By Dennis Thompson
WEDNESDAY, Mar 30, 2016 (HealthDay News) — More justification joining a diabetes drug Actos to an increasing risk of bladder cancer has flush in a new examine that also finds a risk rises with increasing use.
Actos (pioglitazone) appears to boost risk of bladder cancer by 63 percent, Canadian researchers say. The findings, published Mar 30 in The BMJ, branch from an research of scarcely 146,000 patients treated between 2000 and 2013.
The information also showed that bladder cancer risk increases if Actos is used for some-more than dual years, or if someone takes some-more than 28,000 milligrams over a march of their lives.
The altogether risk is small, however. Still, “the some-more we amass a drug into your system, a aloft a risk,” pronounced comparison researcher Laurent Azoulay, an associate highbrow of oncology during McGill University in Montreal.
Azoulay and his colleagues did not find a identical couple between bladder cancer and Avandia (rosiglitazone), another diabetes drug in a same category of remedy as Actos.
“It appears to be a drug-specific effect, not a category effect,” Azoulay said.
The builder of Actos, Takeda Pharmaceuticals, released a clever matter in response to a study.
“Takeda is assured in a certain benefit-to-risk form of pioglitazone. Two large, long-term observational studies found no poignant boost in a risk of bladder cancer in diabetic patients holding pioglitazone. This information includes a 10-year, impending conspirator study, conducted by a University of Pennsylvania and Kaiser Permanente Northern California and … a vast epidemiological examine utilizing 5 European Union databases … to examine a intensity risk of bladder cancer with pioglitazone use,” pronounced Elissa Johnsen, conduct of a company’s Global Product and Pipeline Communications.
Actos and Avandia are thiazolidinediones, a category of drug that helps reduce blood sugarine by assisting a body’s cells some-more effectively use insulin.
Both drugs have been around given a late 1990s in a United States, Azoulay said, and any has had a uneasy history.
Previous studies have related Avandia to heart disaster and heart disease, while in 2005 a clinical hearing suddenly showed an boost in bladder cancer cases among patients holding Actos, he said.
Since then, a organisation between Actos use and bladder cancer has been controversial, with studies stating paradoxical findings, a examine authors pronounced in credentials notes.
For a study, they explored a couple between Actos and bladder cancer by examining information from a UK Clinical Practice Research Database for 145,806 patients newly treated with diabetes drugs between 2000 and 2013. They took into comment other risk factors such as age, sex, generation of diabetes, smoking standing and alcohol-related disorders.
When compared with other classes of diabetes drugs, a aloft risk of bladder cancer related to Actos was significant, a examine found.
The reason Actos, though not Avandia, is compared with bladder cancer might come down to a fact that there are pivotal differences between a dual drugs, Azoulay said.
Actos targets dual opposite receptors to make cells some-more supportive to insulin, while Avandia targets usually one.
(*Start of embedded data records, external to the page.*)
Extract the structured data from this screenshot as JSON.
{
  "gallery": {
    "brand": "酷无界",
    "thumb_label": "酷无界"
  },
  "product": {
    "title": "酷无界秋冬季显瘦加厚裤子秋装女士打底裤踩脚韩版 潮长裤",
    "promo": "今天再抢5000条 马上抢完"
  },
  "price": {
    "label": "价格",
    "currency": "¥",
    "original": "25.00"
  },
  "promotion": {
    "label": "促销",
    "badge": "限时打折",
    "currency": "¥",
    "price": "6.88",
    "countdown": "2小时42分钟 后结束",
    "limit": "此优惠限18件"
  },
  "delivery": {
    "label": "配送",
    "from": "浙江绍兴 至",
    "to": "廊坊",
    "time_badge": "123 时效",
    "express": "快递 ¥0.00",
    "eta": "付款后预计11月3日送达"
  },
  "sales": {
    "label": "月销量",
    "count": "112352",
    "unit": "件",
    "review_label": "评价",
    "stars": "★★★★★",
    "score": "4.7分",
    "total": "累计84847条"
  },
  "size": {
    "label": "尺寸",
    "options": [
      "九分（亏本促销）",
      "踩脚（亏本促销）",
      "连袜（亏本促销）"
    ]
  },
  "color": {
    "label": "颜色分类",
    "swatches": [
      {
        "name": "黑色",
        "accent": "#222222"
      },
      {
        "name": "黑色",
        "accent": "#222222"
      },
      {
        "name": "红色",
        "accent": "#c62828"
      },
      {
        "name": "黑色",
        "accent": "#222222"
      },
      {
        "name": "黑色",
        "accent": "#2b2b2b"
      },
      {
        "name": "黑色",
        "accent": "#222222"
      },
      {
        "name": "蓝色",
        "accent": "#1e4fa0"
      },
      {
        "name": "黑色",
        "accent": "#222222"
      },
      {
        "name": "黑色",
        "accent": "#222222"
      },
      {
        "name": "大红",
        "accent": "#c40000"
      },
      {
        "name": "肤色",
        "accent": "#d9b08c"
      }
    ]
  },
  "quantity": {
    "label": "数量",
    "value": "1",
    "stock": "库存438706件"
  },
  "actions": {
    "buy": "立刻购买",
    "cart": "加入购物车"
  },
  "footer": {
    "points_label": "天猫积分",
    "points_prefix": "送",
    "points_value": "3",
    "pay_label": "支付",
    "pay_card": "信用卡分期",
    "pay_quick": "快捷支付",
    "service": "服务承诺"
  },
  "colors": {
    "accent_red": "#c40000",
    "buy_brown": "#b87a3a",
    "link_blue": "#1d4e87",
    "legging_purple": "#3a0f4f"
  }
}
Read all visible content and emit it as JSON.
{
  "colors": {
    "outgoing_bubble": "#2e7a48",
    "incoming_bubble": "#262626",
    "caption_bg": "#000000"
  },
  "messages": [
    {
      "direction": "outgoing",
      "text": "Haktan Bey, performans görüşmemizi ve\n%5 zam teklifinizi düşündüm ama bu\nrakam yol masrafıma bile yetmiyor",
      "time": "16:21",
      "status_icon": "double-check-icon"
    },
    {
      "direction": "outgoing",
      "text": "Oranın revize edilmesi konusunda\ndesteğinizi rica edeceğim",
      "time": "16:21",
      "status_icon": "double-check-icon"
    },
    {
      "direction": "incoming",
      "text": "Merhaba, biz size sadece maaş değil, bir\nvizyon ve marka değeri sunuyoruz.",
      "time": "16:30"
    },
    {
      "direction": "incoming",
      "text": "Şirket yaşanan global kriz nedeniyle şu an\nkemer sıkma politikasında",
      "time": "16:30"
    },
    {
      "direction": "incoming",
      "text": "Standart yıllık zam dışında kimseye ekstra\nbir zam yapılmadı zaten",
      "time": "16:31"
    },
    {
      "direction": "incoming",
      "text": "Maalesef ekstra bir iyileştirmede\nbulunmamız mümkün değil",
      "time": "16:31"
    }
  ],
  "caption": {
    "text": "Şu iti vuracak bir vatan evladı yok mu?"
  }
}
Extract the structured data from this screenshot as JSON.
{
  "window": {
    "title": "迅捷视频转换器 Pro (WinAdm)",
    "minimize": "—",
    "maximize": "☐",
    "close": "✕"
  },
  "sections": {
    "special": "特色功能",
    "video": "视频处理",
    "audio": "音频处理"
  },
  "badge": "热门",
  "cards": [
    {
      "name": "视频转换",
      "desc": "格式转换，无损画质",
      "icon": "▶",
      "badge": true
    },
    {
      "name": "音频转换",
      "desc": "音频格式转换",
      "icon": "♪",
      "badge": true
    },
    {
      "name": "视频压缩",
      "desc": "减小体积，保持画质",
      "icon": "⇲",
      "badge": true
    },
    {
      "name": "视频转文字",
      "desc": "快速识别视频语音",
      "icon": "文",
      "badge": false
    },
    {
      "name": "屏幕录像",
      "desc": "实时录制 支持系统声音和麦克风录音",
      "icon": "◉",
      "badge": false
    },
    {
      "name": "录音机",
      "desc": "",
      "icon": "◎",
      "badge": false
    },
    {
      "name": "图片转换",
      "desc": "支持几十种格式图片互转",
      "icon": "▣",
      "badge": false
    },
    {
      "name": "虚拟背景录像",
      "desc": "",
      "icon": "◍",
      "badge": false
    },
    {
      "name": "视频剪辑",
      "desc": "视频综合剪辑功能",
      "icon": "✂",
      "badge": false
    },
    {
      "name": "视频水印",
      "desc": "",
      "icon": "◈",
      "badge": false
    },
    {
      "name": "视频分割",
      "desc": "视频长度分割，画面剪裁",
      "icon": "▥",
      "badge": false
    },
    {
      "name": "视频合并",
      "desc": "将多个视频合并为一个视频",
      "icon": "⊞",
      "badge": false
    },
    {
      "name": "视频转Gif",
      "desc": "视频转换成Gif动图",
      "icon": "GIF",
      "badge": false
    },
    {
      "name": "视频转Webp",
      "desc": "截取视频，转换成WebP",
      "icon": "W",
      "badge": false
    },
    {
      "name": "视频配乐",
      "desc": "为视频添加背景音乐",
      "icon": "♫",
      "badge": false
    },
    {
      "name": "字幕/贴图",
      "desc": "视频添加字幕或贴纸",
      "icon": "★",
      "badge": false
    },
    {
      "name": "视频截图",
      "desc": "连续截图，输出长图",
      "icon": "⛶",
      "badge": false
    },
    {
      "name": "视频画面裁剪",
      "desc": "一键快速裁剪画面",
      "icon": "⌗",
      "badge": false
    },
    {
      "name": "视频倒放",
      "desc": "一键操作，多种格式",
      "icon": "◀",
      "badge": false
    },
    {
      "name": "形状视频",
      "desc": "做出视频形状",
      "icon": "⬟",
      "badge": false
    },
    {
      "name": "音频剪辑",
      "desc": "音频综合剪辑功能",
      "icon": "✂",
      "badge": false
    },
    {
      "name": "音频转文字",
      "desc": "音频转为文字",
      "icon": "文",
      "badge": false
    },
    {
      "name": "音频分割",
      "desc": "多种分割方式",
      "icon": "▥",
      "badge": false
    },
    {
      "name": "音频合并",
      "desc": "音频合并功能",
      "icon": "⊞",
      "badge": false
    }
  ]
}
The additional receptor shabby by Actos could be a reason for increasing bladder cancer risk, he said.
The debate over Actos and Avandia is mostly indecisive during this point, diabetes experts say, given newer and safer drugs have supplanted them.
“When these drugs were initial authorized in a U.S., they were one of a really few options we had,” pronounced Dr. Kevin Pantalone, an endocrinologist with a Cleveland Clinic. “Now, mostly given of a debate surrounding these agents in new years, their medication settlement has declined.”
In 2008, thiazolidinediones accounted for 20 percent of diabetes drug prescriptions handed out by a Cleveland Clinic, Pantalone said. Five years later, in 2013, they accounted for usually 7 percent of diabetes prescriptions.
Dr. Caroline Messer, executive of a core for pituitary and neuro-endocrine disorders during Lenox Hill Hospital in New York City, concluded there’s small call for possibly Actos or Avandia these days.
“I don’t consider I’ve used Actos given 2005, to be honest, or I’ve used it rarely,” Messer said. “I have so many other drugs during this point, there’s not a lot of reason for me to strech for this.”
Actos already carries an FDA-mandated warning on a tag about bladder cancer risk, Azoulay said.
But even with this new evidence, diabetes experts pronounced they still wish Actos accessible as an choice for treatment.
Bladder cancer is a singular disease, and stays singular even after Actos increases a risk, Pantalone said.
Decisions about a use should be done according to a particular patient, pronounced Dr. Robert Courgi, an endocrinologist with Northwell Health’s Southside Hospital in Bay Shore, N.Y.
“Actos is a potent, inexpensive verbal drug for diabetes that should not be pulled off a shelves,” Courgi said. “The clinician contingency confirm if Actos is a right drug for a patient. Obviously, patients with a story of bladder cancer or who are during high risk should not get Actos.”
For some-more on diabetes medications, revisit a American Diabetes Association.